Progressive postpartum depression is one of the least recognized diseases suffered by young mothers despite the fact that almost 80% of women who give birth experience some form of postpartum upset. Although this symptom picture is well described in the research literature, postpartum depression is not recognized in the mental health professional’s legal “bible,” the Diagnostic Statistical Manual of Mental Disorders, fourth edition (“DSM IV”).  The symptoms of postpartum depression may masquerade as manic-depression (bipolar disorder). Periods of euphoria, agitation, sleeplessness, sexual promiscuity, and hyperactivity characterize the manic symptoms. Poor judgment is a result. 
Progressive Postpartum Depression and Psychosis
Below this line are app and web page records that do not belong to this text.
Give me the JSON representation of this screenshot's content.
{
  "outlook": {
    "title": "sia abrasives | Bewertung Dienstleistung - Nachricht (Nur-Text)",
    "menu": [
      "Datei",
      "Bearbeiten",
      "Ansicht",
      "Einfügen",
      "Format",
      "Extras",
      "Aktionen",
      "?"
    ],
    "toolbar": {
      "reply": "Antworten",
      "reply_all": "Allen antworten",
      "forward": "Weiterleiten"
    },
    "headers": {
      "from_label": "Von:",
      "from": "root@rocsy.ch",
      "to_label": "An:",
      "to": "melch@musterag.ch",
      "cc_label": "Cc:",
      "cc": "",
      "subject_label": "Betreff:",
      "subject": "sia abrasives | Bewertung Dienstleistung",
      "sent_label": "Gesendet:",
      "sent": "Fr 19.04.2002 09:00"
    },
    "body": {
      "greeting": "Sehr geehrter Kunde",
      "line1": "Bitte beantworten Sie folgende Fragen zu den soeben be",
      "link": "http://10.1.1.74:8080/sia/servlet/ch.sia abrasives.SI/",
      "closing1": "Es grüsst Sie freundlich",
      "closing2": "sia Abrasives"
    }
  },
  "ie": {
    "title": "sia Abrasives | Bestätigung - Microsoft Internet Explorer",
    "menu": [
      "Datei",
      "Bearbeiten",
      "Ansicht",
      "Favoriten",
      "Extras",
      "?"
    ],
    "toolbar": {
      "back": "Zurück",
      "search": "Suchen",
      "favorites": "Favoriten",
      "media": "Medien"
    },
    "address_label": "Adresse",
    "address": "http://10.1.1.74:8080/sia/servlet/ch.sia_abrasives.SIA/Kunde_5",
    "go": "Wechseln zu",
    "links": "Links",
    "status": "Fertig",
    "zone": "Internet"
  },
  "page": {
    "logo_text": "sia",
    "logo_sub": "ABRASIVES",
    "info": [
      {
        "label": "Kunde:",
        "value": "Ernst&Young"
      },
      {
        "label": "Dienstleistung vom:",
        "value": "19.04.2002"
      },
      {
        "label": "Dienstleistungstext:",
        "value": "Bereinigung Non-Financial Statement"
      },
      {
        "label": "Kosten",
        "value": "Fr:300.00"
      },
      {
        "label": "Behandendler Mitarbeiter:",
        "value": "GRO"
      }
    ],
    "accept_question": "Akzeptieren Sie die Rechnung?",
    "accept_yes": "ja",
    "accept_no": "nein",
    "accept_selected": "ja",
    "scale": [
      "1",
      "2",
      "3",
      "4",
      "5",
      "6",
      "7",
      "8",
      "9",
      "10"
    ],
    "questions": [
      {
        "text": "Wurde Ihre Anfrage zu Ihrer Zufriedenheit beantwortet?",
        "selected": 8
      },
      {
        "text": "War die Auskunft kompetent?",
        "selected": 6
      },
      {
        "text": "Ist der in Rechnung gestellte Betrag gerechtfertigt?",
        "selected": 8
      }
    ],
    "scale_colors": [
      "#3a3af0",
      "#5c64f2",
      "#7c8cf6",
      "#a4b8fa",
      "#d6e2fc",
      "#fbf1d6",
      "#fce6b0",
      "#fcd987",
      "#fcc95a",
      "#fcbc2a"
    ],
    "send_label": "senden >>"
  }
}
A common misperception is that the postpartum depression is nothing more than the “baby blues” and will disappear on its own shortly after childbirth.  However, if untreated, the disease can develop into a more severe form, progressive postpartum depression or even psychosis. When this happens, the mother suffers from continued episodes of mania or depression, each one progressively worse than the last. Rejections, separations, and losses often trigger subsequent recurrent episodes. Because of the episodic nature, the woman is often untreated or undiagnosed until a tragedy occurs.
Despite the common misconception that only newborns are at risk from this disease, mothers suffering from the more severe form kill older children. The case of Andrea Yates more than amply illustrates this point.
Continue Reading In Depth Look: Filicide is Different – 3
Subsequent studies agree with Resnick’s Classification of Motives in Maternal Filicide Cases
Subsequent studies have agreed on a commonality of motives in cases of maternal filicide. These motives are: (1) the mother’s mental illness, often seen as “pathological,” “acutely psychotic,” or “mentally ill” killings, (2) lack of bonding with the child, manifested as “neonaticide,” “unwanted child,” or “ignored pregnancy” deaths, and (3) inadequate parenting, resulting in “accidental,” “discipline-related,” or “neglect” deaths.
Recent Studies Look Not Only at Motive, but at the Nature of the Mother-Child Relationship
Recent studies focus on more than just the motive, but on the nature of the mother-child relationship. Forensic psychiatric evaluations of women criminally charged with the deaths of their children found the following characterizations of the mother-child relationship: abusive / neglectful mothers, psychotic / depressed mothers, retaliatory mothers, psychopathic mothers, and detached mothers.
Continue Reading In Depth Look: Filicide is Different – 2